__Extracted entries__.
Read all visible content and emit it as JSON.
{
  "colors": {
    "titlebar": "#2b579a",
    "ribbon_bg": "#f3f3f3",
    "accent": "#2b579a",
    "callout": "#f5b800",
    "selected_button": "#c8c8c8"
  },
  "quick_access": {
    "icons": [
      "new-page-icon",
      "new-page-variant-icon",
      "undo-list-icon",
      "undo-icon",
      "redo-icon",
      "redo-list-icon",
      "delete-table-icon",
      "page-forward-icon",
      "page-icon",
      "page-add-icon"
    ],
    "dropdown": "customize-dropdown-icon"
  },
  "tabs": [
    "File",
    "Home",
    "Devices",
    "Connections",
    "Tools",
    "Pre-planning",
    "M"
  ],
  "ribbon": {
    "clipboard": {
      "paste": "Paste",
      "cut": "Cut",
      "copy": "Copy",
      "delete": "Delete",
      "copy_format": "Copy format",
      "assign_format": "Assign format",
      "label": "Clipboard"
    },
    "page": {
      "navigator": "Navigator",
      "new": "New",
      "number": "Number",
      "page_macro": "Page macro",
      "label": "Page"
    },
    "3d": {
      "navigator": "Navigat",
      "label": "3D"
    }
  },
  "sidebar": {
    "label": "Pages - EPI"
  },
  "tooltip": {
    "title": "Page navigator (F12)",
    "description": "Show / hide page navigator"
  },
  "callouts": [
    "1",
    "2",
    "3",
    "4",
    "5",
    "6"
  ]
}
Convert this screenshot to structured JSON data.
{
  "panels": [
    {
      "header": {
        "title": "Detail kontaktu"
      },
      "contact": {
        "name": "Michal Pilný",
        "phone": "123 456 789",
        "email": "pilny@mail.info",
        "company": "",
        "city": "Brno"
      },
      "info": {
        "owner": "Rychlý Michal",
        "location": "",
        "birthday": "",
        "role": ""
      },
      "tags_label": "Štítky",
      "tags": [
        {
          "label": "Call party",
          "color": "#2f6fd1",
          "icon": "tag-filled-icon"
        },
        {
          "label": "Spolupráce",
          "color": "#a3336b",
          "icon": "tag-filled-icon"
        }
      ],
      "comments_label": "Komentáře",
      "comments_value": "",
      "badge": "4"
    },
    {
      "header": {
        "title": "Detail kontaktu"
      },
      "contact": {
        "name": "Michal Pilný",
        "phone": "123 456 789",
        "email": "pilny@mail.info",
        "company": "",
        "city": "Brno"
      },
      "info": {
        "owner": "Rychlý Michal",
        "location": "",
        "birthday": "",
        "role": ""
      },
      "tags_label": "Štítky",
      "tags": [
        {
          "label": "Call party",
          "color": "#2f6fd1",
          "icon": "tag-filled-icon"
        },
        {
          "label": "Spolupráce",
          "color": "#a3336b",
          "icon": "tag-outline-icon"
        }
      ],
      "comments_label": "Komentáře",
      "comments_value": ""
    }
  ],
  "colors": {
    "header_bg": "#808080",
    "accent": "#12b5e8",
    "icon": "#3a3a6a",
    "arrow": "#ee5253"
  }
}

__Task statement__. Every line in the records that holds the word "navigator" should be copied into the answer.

__Finished exercise__.
      "navigator": "Navigator",
      "navigator": "Navigat",
    "title": "Page navigator (F12)",
    "description": "Show / hide page navigator"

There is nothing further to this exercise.